Lots of you may be suffering from post-iPhone 5-launch-related blues, but thankfully there's been plenty of reaction on ITProPortal today to offset the sadness. We begin with news that Orange and T-Mobile have opened their iPhone 5 registration pages, though customers are being encouraged to switch to EE as quickly as possible. Three will definitely stock the handset, while Tesco Mobile, Virgin Mobile and Talkmobile have neither confirmed nor denied anything so far.
Everyone's got their take on Apple's big launch last night, and unsurprisingly, opinions are arriving at both ends of the scale. So you can get a balanced view on things, we've had a look at the most interesting interpretations of the iPhone 5, from those inside and outside the tech world – including our readers. Follow the link to see what the consensus is post-launch, pre-release.
From the impartial, to the, well, partial. James Laird describes the iPhone 5 as "a case study in mediocrity and Apple's rotten ethos," after an "underwhelming" launch night in California. James questions Tim Cook's ability to fill the sizeable shoes of Steve Jobs, wonders if the phone could have had that extra wow-factor, and suggests the future for Apple as a whole may not quite be as rosy as it was one year ago. No doubt many of you will have something to say about this, so go and investigate James' logic and feel free to air opinions in the comments section.
There is a world outside Apple, and today we learned that Nintendo's Wii U will become available for purchase in the UK on 30 November.

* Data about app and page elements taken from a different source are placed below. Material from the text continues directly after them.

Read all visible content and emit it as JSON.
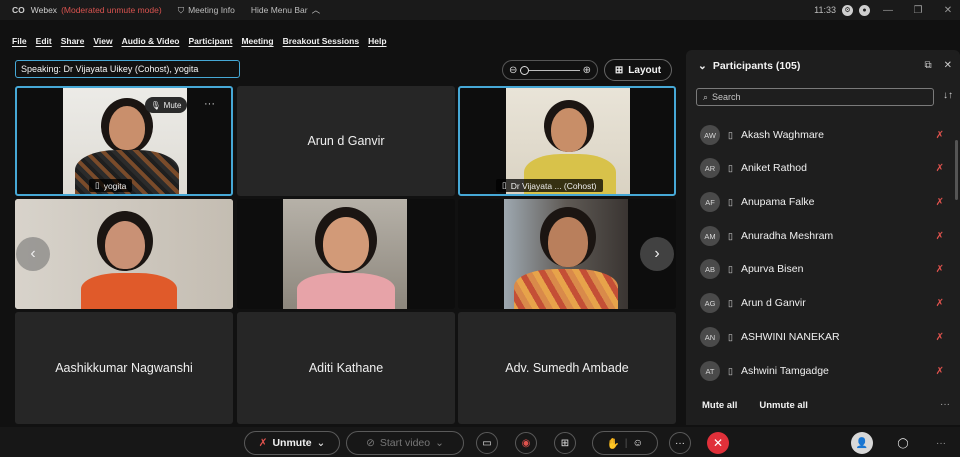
{
  "titlebar": {
    "logo": "CO",
    "app_name": "Webex",
    "mode": "(Moderated unmute mode)",
    "meeting_info": "Meeting Info",
    "hide_menu": "Hide Menu Bar",
    "clock": "11:33"
  },
  "menu": [
    "File",
    "Edit",
    "Share",
    "View",
    "Audio & Video",
    "Participant",
    "Meeting",
    "Breakout Sessions",
    "Help"
  ],
  "speaking": "Speaking: Dr Vijayata Uikey (Cohost), yogita",
  "layout_label": "Layout",
  "tiles": {
    "yogita_label": "yogita",
    "mute_label": "Mute",
    "arun": "Arun d Ganvir",
    "vijayata_label": "Dr Vijayata ... (Cohost)",
    "aashik": "Aashikkumar Nagwanshi",
    "aditi": "Aditi Kathane",
    "sumedh": "Adv. Sumedh Ambade"
  },
  "panel": {
    "title": "Participants (105)",
    "search_placeholder": "Search",
    "participants": [
      {
        "initials": "AW",
        "name": "Akash Waghmare"
      },
      {
        "initials": "AR",
        "name": "Aniket Rathod"
      },
      {
        "initials": "AF",
        "name": "Anupama Falke"
      },
      {
        "initials": "AM",
        "name": "Anuradha Meshram"
      },
      {
        "initials": "AB",
        "name": "Apurva Bisen"
      },
      {
        "initials": "AG",
        "name": "Arun d Ganvir"
      },
      {
        "initials": "AN",
        "name": "ASHWINI NANEKAR"
      },
      {
        "initials": "AT",
        "name": "Ashwini Tamgadge"
      }
    ],
    "mute_all": "Mute all",
    "unmute_all": "Unmute all"
  },
  "toolbar": {
    "unmute": "Unmute",
    "start_video": "Start video"
  },
  "colors": {
    "accent": "#46a8d6",
    "leave": "#e0303a",
    "muted": "#e0524d"
  }
}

The console will come in two separate editions: the white, 8GB basic and the black, 32GB premium. In terms of pricing, Amazon initially cited £199.99 as the price of the basic edition before removing the page, Gamestation has tweeted £210 and £250 for the basic and premium respectively, and other retailers are yet to confirm theirs. Stay locked into ITPP for anything official as it breaks.
Elsewhere, Surrey County Council has struck a deal with BT worth £33 million. As a result, by the end of 2014 the entire county will have access to superfast broadband, which could perform at almost 9 times the speed of the national average connection. The deal is unrivalled and could boost Surrey's economy by a staggering £28 million per annum.